TASK: Go over the data and keep only the lines that include "true".

§ §

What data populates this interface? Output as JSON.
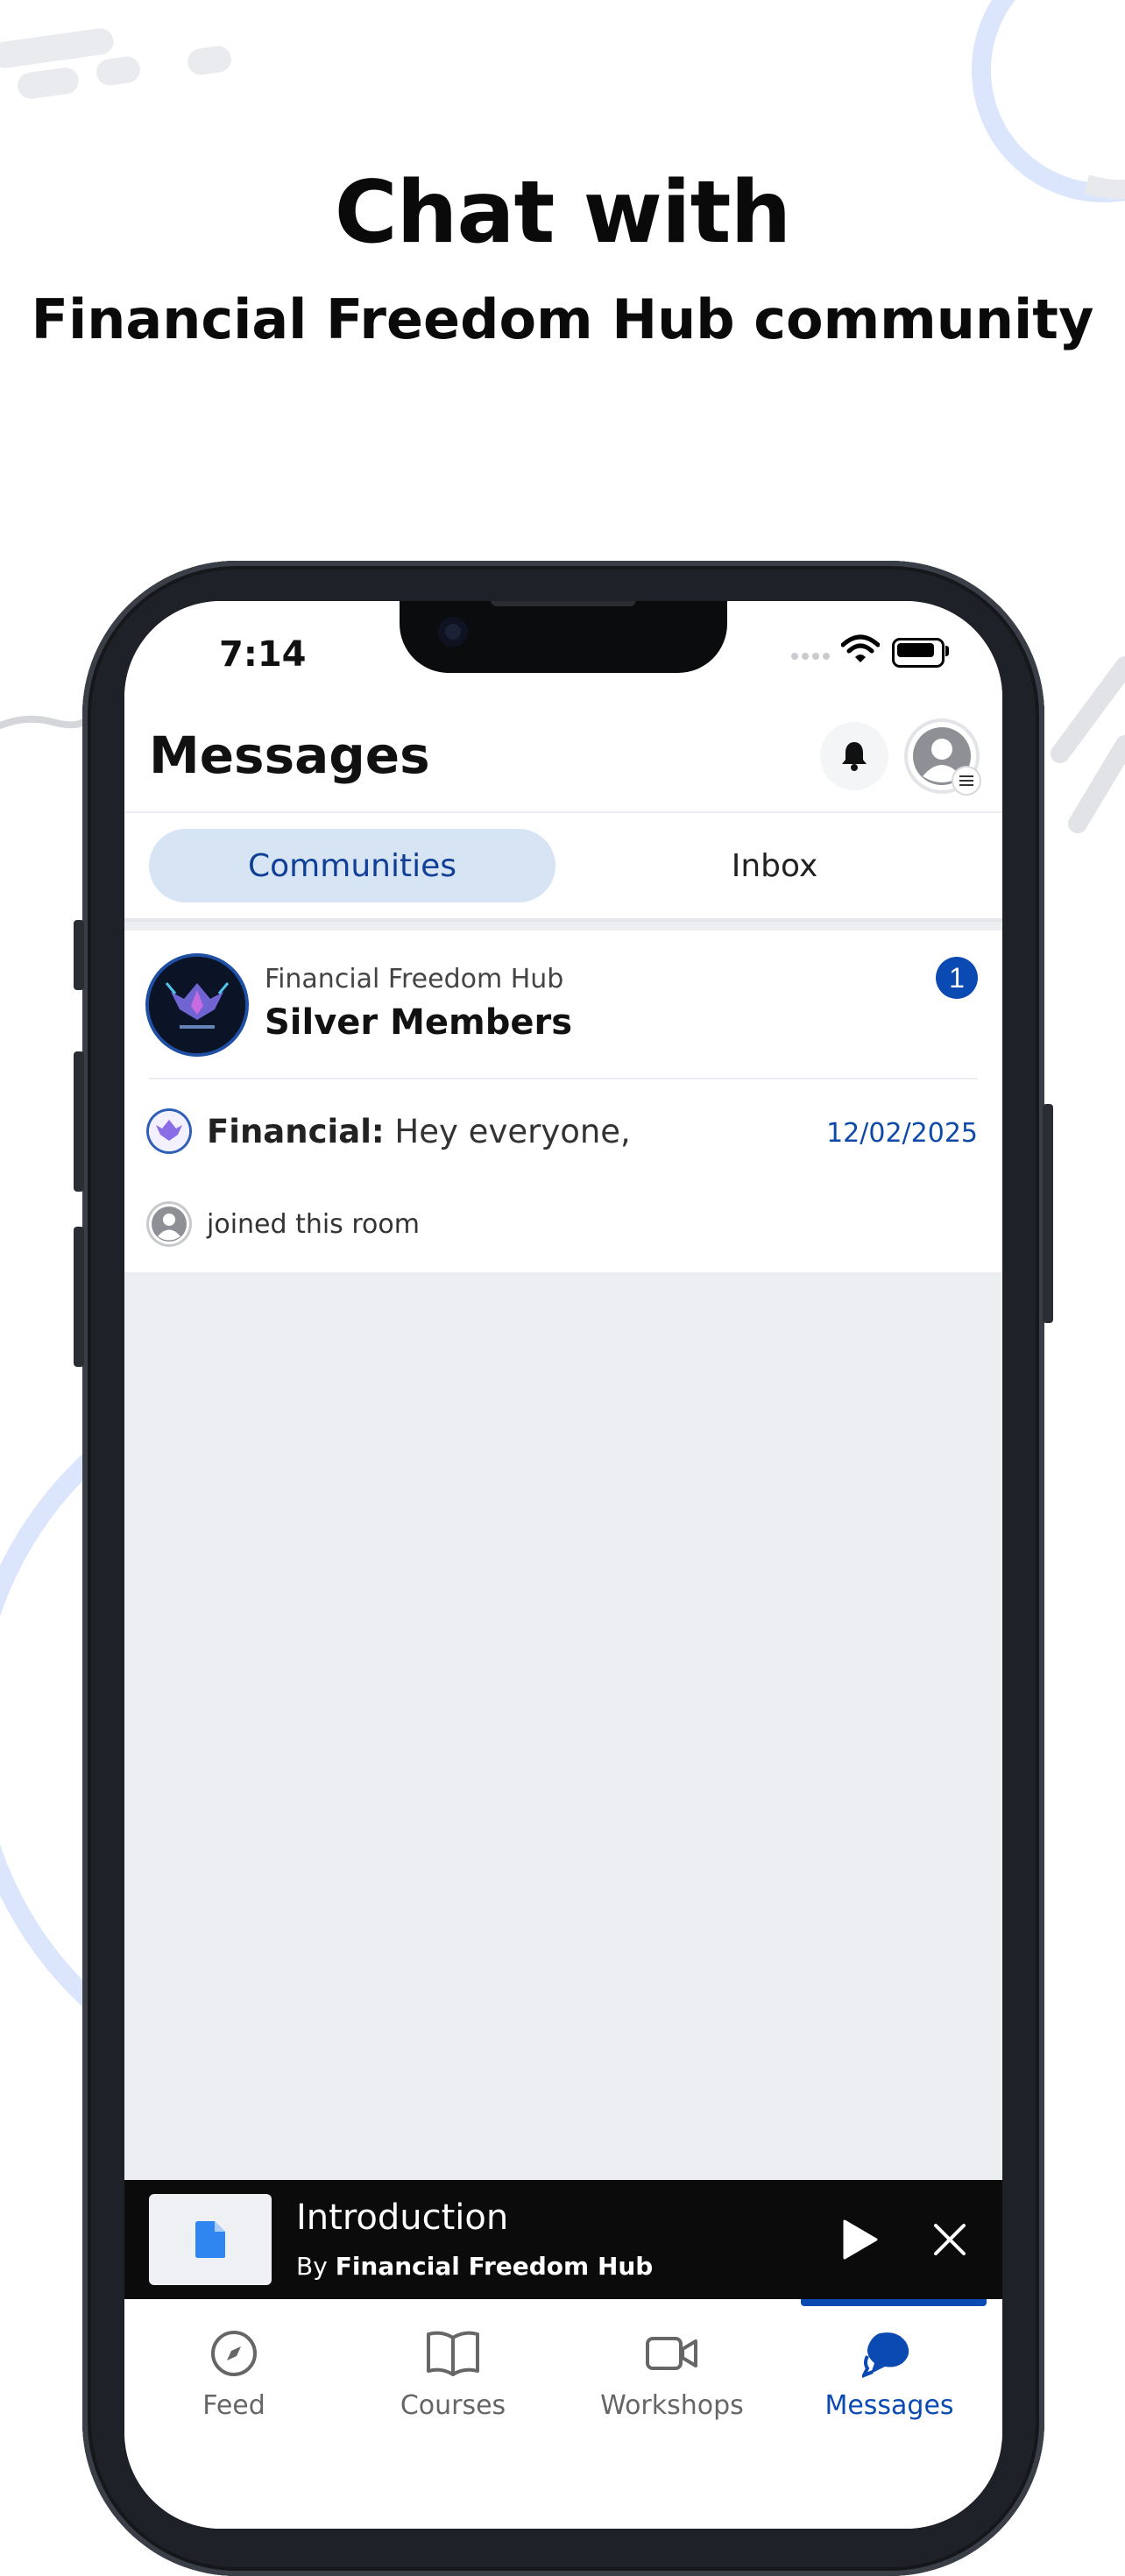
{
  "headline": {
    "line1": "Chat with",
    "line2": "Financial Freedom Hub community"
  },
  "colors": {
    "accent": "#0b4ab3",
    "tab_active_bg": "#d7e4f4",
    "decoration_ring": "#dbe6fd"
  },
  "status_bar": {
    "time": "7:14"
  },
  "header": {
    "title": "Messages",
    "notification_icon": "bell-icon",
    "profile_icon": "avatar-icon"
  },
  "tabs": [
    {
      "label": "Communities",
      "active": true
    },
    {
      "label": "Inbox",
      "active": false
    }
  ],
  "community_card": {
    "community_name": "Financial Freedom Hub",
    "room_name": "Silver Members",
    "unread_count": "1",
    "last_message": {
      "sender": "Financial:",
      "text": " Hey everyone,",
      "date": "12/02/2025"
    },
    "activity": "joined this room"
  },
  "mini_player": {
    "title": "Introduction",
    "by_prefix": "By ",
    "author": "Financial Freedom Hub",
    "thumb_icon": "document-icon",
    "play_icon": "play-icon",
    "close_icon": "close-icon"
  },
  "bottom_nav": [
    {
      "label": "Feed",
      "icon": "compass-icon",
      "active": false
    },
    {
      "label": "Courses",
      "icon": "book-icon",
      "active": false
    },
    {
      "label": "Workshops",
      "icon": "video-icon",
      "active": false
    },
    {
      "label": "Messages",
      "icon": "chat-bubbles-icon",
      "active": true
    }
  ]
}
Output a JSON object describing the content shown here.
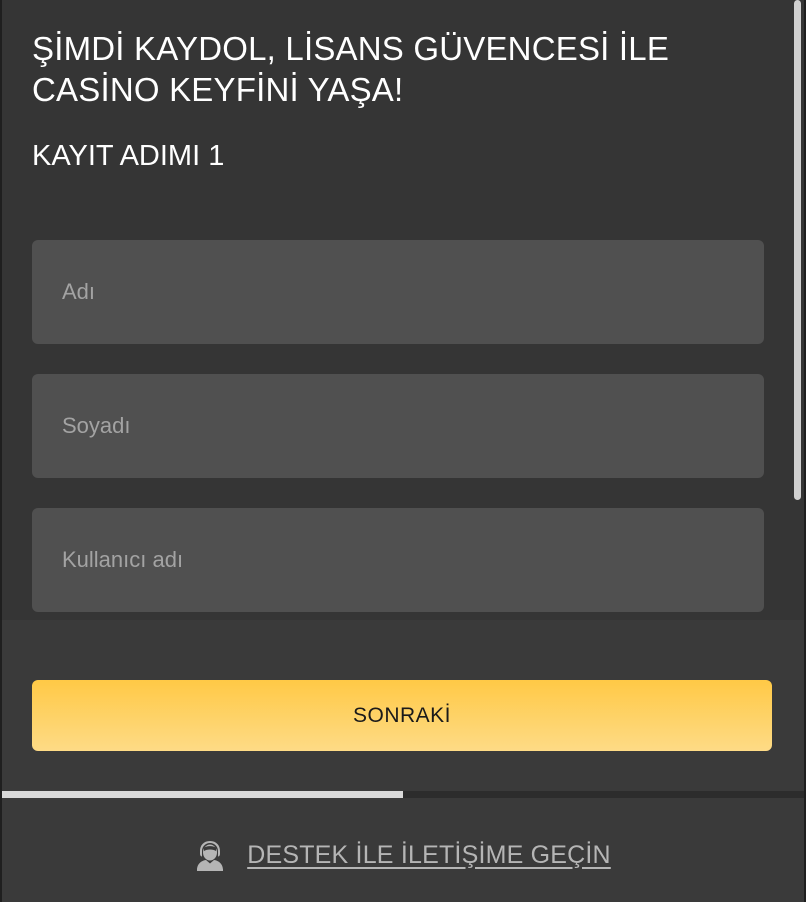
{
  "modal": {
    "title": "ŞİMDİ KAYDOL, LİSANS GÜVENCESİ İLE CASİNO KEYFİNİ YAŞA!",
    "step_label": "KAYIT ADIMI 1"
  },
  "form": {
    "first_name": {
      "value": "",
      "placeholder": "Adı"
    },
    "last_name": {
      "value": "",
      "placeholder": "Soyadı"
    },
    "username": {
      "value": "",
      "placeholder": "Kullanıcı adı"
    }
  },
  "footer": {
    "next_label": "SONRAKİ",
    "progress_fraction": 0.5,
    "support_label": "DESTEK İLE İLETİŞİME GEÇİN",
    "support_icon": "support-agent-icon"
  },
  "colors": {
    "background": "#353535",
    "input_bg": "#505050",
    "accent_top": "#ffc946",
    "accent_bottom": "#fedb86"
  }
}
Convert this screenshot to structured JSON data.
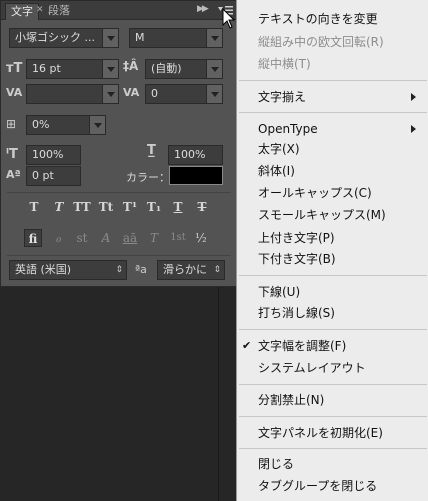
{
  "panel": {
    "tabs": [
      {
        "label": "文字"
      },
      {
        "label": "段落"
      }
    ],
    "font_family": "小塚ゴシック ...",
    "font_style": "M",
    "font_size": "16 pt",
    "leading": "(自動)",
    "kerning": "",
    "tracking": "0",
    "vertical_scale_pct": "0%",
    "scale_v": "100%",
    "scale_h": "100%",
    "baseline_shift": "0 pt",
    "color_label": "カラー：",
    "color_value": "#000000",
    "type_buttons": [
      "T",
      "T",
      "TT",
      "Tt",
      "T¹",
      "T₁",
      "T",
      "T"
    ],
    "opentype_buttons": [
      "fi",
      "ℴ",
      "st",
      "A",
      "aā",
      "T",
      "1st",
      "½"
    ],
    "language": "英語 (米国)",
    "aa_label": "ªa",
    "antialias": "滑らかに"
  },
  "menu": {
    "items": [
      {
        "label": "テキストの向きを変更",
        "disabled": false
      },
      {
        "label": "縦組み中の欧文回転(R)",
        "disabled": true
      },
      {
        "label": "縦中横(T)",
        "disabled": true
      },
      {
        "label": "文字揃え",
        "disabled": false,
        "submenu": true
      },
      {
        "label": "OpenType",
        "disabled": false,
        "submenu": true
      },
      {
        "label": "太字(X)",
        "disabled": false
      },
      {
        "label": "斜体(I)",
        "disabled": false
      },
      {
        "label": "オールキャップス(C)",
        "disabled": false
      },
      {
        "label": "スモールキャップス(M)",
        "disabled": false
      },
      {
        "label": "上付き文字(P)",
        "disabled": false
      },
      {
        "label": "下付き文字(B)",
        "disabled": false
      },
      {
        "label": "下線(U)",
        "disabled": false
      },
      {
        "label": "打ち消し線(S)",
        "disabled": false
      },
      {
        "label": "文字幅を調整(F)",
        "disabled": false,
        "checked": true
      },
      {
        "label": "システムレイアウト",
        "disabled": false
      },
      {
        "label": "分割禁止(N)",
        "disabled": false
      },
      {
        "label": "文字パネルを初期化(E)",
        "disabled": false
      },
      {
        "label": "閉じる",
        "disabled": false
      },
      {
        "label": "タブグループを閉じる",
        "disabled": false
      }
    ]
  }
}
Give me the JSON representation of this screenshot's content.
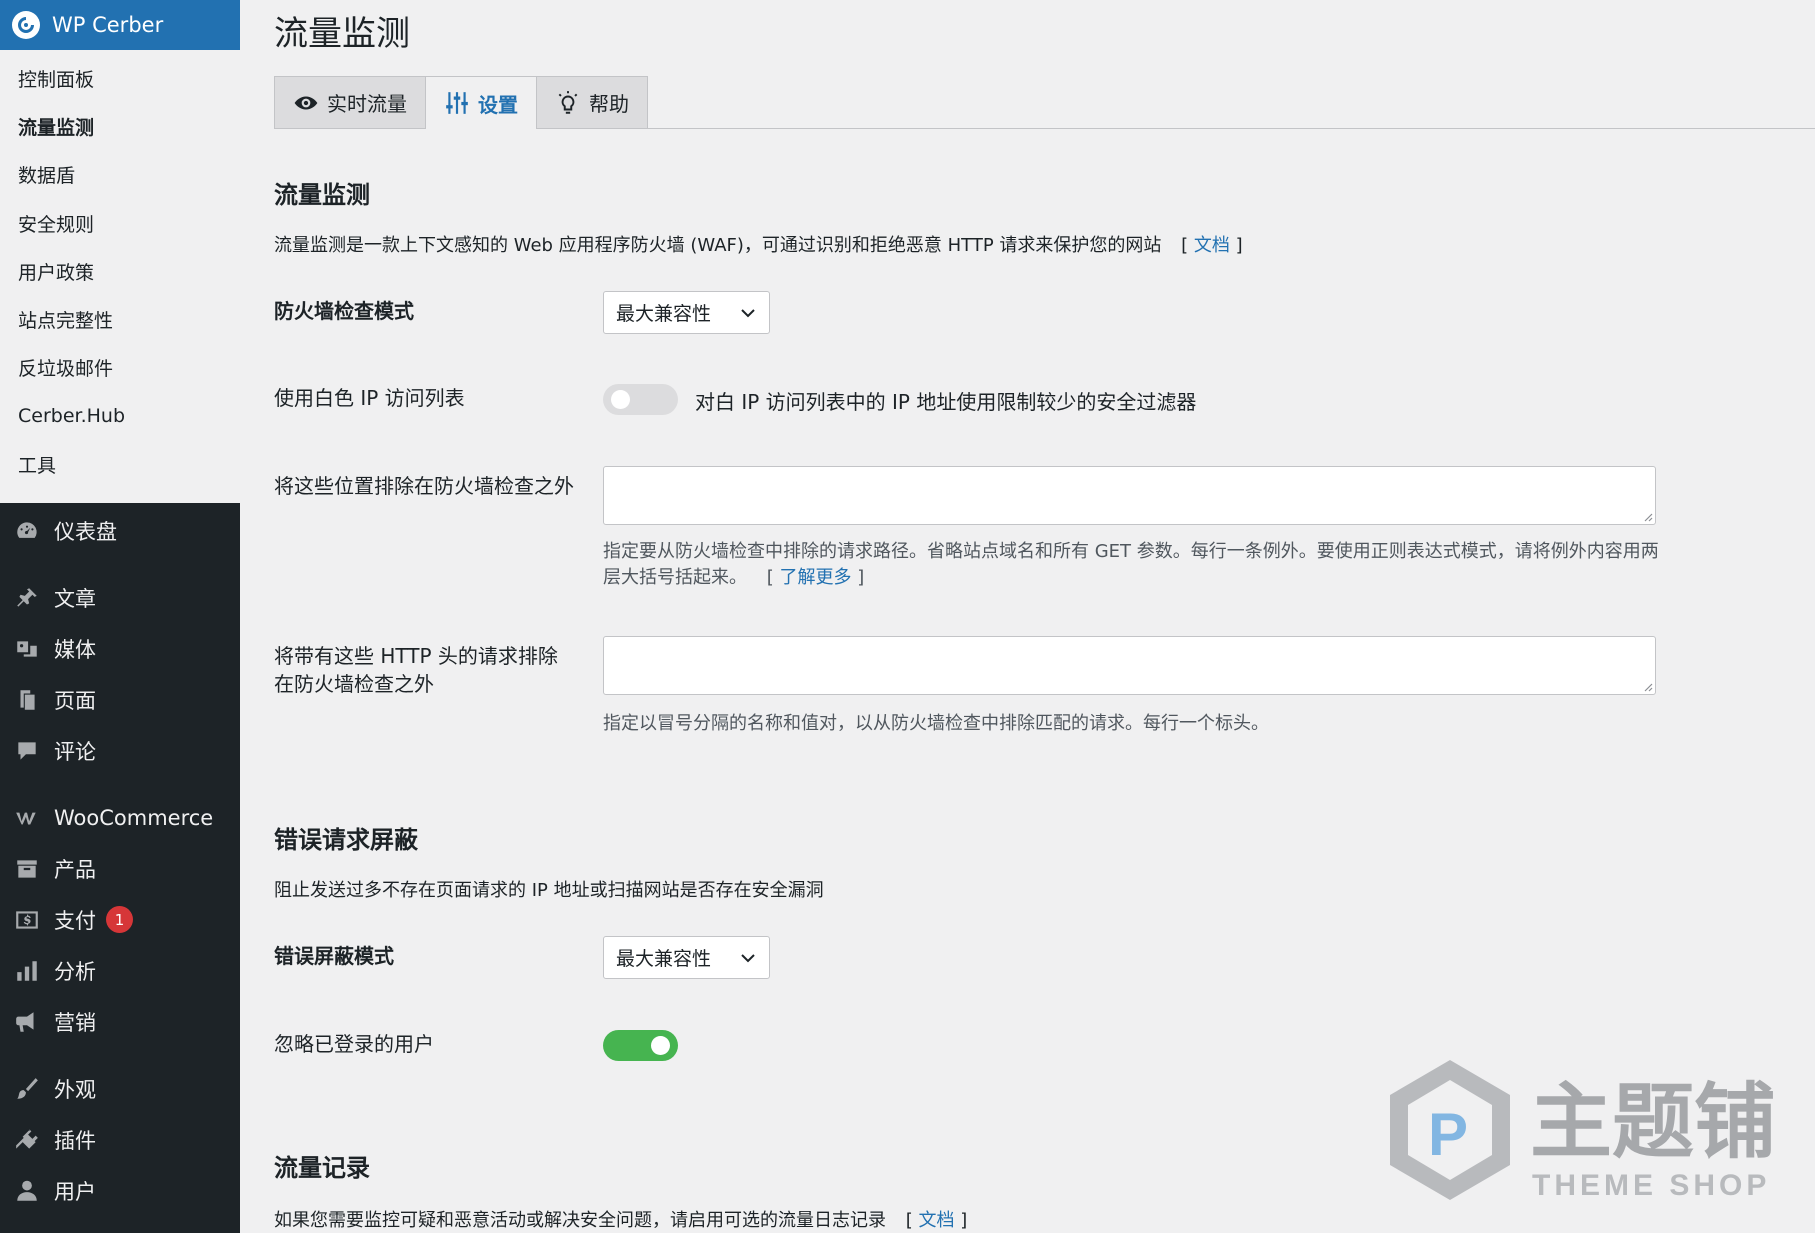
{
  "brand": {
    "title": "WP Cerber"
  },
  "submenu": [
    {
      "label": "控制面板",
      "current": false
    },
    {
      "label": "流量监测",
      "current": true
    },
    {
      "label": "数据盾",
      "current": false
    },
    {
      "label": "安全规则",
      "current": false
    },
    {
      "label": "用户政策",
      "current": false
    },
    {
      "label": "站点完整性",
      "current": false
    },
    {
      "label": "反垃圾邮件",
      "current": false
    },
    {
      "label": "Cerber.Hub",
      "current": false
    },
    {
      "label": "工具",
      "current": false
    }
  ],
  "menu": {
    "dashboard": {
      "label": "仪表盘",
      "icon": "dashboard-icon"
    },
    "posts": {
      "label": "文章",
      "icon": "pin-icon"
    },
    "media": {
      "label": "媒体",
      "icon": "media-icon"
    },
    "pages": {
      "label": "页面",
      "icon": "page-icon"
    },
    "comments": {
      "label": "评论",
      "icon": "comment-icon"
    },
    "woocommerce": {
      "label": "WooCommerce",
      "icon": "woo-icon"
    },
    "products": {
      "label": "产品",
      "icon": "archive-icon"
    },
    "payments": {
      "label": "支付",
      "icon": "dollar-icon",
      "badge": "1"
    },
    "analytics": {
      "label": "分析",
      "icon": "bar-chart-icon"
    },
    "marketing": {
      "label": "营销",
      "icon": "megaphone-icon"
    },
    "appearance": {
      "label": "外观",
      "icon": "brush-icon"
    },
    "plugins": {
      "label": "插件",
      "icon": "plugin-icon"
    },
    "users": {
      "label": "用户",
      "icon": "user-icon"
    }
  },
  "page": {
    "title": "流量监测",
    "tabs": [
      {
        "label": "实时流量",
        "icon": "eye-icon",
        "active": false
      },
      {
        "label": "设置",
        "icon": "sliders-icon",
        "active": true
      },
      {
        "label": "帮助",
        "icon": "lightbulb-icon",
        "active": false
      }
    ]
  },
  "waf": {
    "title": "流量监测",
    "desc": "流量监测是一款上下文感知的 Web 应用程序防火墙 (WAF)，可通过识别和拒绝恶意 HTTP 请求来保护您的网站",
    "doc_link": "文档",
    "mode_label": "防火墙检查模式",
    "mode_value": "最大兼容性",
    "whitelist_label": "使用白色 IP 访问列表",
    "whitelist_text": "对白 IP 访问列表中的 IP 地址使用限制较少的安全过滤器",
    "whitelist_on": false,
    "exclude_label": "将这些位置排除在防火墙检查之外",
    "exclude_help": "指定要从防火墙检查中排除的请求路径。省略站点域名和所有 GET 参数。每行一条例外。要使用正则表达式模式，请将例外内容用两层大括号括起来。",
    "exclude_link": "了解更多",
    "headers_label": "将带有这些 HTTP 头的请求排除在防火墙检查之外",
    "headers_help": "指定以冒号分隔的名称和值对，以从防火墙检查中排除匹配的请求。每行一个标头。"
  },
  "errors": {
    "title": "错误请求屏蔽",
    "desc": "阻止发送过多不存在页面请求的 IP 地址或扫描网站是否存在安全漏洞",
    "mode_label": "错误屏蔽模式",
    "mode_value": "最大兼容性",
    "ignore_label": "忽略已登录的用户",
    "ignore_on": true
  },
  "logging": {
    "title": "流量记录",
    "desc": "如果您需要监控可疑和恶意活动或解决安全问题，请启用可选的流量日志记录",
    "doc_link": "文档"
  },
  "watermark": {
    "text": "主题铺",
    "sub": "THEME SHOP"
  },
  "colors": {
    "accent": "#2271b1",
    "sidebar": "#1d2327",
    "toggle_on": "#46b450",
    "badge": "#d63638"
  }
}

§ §

WRITTEN RESPONSE:
      "active": true
      "active": true
        "disabled": true
        "disabled": true
        "submenu": true
        "submenu": true
        "checked": true
      "current": true
        "active": true
    "ignore_on": true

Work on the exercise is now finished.